━━━ The input ━━━
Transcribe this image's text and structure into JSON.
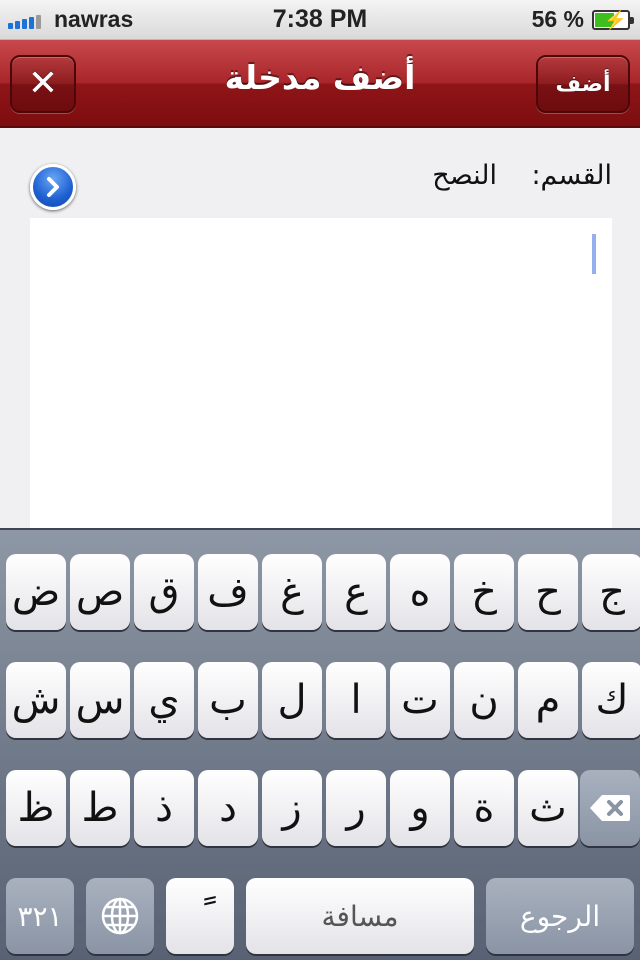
{
  "status_bar": {
    "carrier": "nawras",
    "time": "7:38 PM",
    "battery_percent": "56 %",
    "battery_level": 0.56,
    "signal_bars": 4
  },
  "nav": {
    "title": "أضف مدخلة",
    "close_icon": "close-icon",
    "add_label": "أضف"
  },
  "form": {
    "category_label": "القسم:",
    "category_value": "النصح",
    "disclosure_icon": "chevron-right-icon",
    "entry_text": ""
  },
  "keyboard": {
    "row1": [
      "ج",
      "ح",
      "خ",
      "ه",
      "ع",
      "غ",
      "ف",
      "ق",
      "ص",
      "ض"
    ],
    "row2": [
      "ك",
      "م",
      "ن",
      "ت",
      "ا",
      "ل",
      "ب",
      "ي",
      "س",
      "ش"
    ],
    "row3": [
      "ث",
      "ة",
      "و",
      "ر",
      "ز",
      "د",
      "ذ",
      "ط",
      "ظ"
    ],
    "backspace_icon": "backspace-icon",
    "numbers_label": "٣٢١",
    "globe_icon": "globe-icon",
    "diacritic_label": "ً",
    "space_label": "مسافة",
    "return_label": "الرجوع"
  }
}
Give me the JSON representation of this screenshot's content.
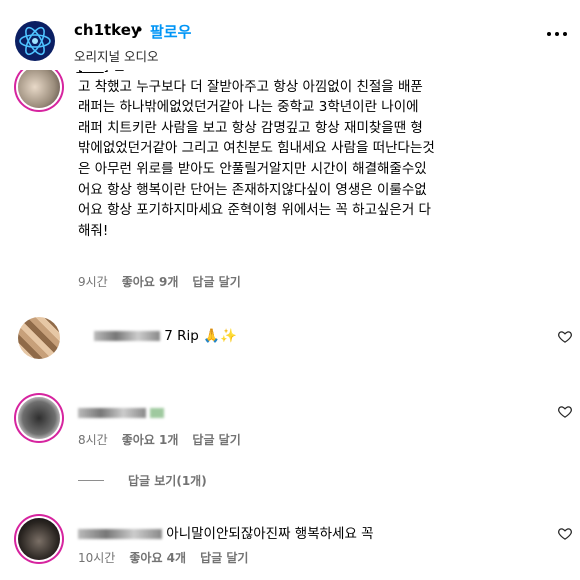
{
  "header": {
    "username": "ch1tkey",
    "separator": "•",
    "follow_label": "팔로우",
    "audio_label": "오리지널 오디오"
  },
  "comments": [
    {
      "text": "[̲̅_̲̅_̲̅_̲̅] 는 ...\n고 착했고 누구보다 더 잘받아주고 항상 아낌없이 친절을 배푼\n래퍼는 하나밖에없었던거같아 나는 중학교 3학년이란 나이에\n래퍼 치트키란 사람을 보고 항상 감명깊고 항상 재미찾을땐 형\n밖에없었던거같아 그리고 여친분도 힘내세요 사람을 떠난다는것\n은 아무런 위로를 받아도 안풀릴거알지만 시간이 해결해줄수있\n어요 항상 행복이란 단어는 존재하지않다싶이 영생은 이룰수없\n어요 항상 포기하지마세요 준혁이형 위에서는 꼭 하고싶은거 다\n해줘!",
      "time": "9시간",
      "likes": "좋아요 9개",
      "reply": "답글 달기"
    },
    {
      "text_suffix": "7 Rip",
      "emoji": "🙏✨",
      "time": "",
      "likes": "",
      "reply": ""
    },
    {
      "text_suffix": "",
      "time": "8시간",
      "likes": "좋아요 1개",
      "reply": "답글 달기",
      "view_replies": "답글 보기(1개)"
    },
    {
      "text_suffix": "아니말이안되잖아진짜 행복하세요 꼭",
      "time": "10시간",
      "likes": "좋아요 4개",
      "reply": "답글 달기"
    }
  ],
  "colors": {
    "follow": "#0095f6",
    "muted": "#737373",
    "ring": "#d6249f"
  }
}
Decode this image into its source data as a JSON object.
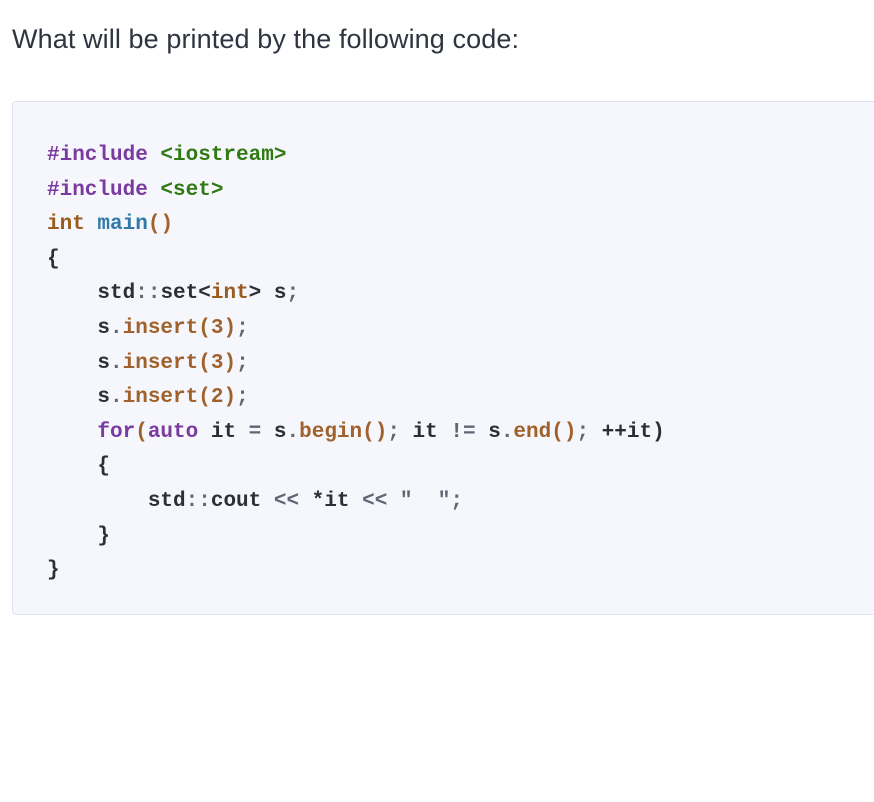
{
  "question": {
    "text": "What will be printed by the following code:"
  },
  "code": {
    "lines": [
      [
        {
          "text": "#include ",
          "cls": "kw-include"
        },
        {
          "text": "<iostream>",
          "cls": "str-header"
        }
      ],
      [
        {
          "text": "#include ",
          "cls": "kw-include"
        },
        {
          "text": "<set>",
          "cls": "str-header"
        }
      ],
      [
        {
          "text": "int ",
          "cls": "kw-type"
        },
        {
          "text": "main",
          "cls": "fn-main"
        },
        {
          "text": "()",
          "cls": "paren-brown"
        }
      ],
      [
        {
          "text": "{",
          "cls": "plain"
        }
      ],
      [
        {
          "text": "    std",
          "cls": "plain"
        },
        {
          "text": "::",
          "cls": "punct"
        },
        {
          "text": "set",
          "cls": "plain"
        },
        {
          "text": "<",
          "cls": "plain"
        },
        {
          "text": "int",
          "cls": "kw-type"
        },
        {
          "text": "> s",
          "cls": "plain"
        },
        {
          "text": ";",
          "cls": "punct"
        }
      ],
      [
        {
          "text": "    s",
          "cls": "plain"
        },
        {
          "text": ".",
          "cls": "punct"
        },
        {
          "text": "insert",
          "cls": "method"
        },
        {
          "text": "(",
          "cls": "paren-brown"
        },
        {
          "text": "3",
          "cls": "num"
        },
        {
          "text": ")",
          "cls": "paren-brown"
        },
        {
          "text": ";",
          "cls": "punct"
        }
      ],
      [
        {
          "text": "    s",
          "cls": "plain"
        },
        {
          "text": ".",
          "cls": "punct"
        },
        {
          "text": "insert",
          "cls": "method"
        },
        {
          "text": "(",
          "cls": "paren-brown"
        },
        {
          "text": "3",
          "cls": "num"
        },
        {
          "text": ")",
          "cls": "paren-brown"
        },
        {
          "text": ";",
          "cls": "punct"
        }
      ],
      [
        {
          "text": "    s",
          "cls": "plain"
        },
        {
          "text": ".",
          "cls": "punct"
        },
        {
          "text": "insert",
          "cls": "method"
        },
        {
          "text": "(",
          "cls": "paren-brown"
        },
        {
          "text": "2",
          "cls": "num"
        },
        {
          "text": ")",
          "cls": "paren-brown"
        },
        {
          "text": ";",
          "cls": "punct"
        }
      ],
      [
        {
          "text": "    for",
          "cls": "kw-for"
        },
        {
          "text": "(",
          "cls": "paren-brown"
        },
        {
          "text": "auto",
          "cls": "kw-auto"
        },
        {
          "text": " it ",
          "cls": "plain"
        },
        {
          "text": "=",
          "cls": "punct"
        },
        {
          "text": " s",
          "cls": "plain"
        },
        {
          "text": ".",
          "cls": "punct"
        },
        {
          "text": "begin",
          "cls": "method"
        },
        {
          "text": "()",
          "cls": "paren-brown"
        },
        {
          "text": ";",
          "cls": "punct"
        },
        {
          "text": " it ",
          "cls": "plain"
        },
        {
          "text": "!=",
          "cls": "punct"
        },
        {
          "text": " s",
          "cls": "plain"
        },
        {
          "text": ".",
          "cls": "punct"
        },
        {
          "text": "end",
          "cls": "method"
        },
        {
          "text": "()",
          "cls": "paren-brown"
        },
        {
          "text": ";",
          "cls": "punct"
        },
        {
          "text": " ++it)",
          "cls": "plain"
        }
      ],
      [
        {
          "text": "    {",
          "cls": "plain"
        }
      ],
      [
        {
          "text": "        std",
          "cls": "plain"
        },
        {
          "text": "::",
          "cls": "punct"
        },
        {
          "text": "cout ",
          "cls": "plain"
        },
        {
          "text": "<<",
          "cls": "punct"
        },
        {
          "text": " *it ",
          "cls": "plain"
        },
        {
          "text": "<<",
          "cls": "punct"
        },
        {
          "text": " \"  \";",
          "cls": "punct"
        }
      ],
      [
        {
          "text": "    }",
          "cls": "plain"
        }
      ],
      [
        {
          "text": "}",
          "cls": "plain"
        }
      ]
    ]
  }
}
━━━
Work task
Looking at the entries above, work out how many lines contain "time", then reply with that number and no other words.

Result below
5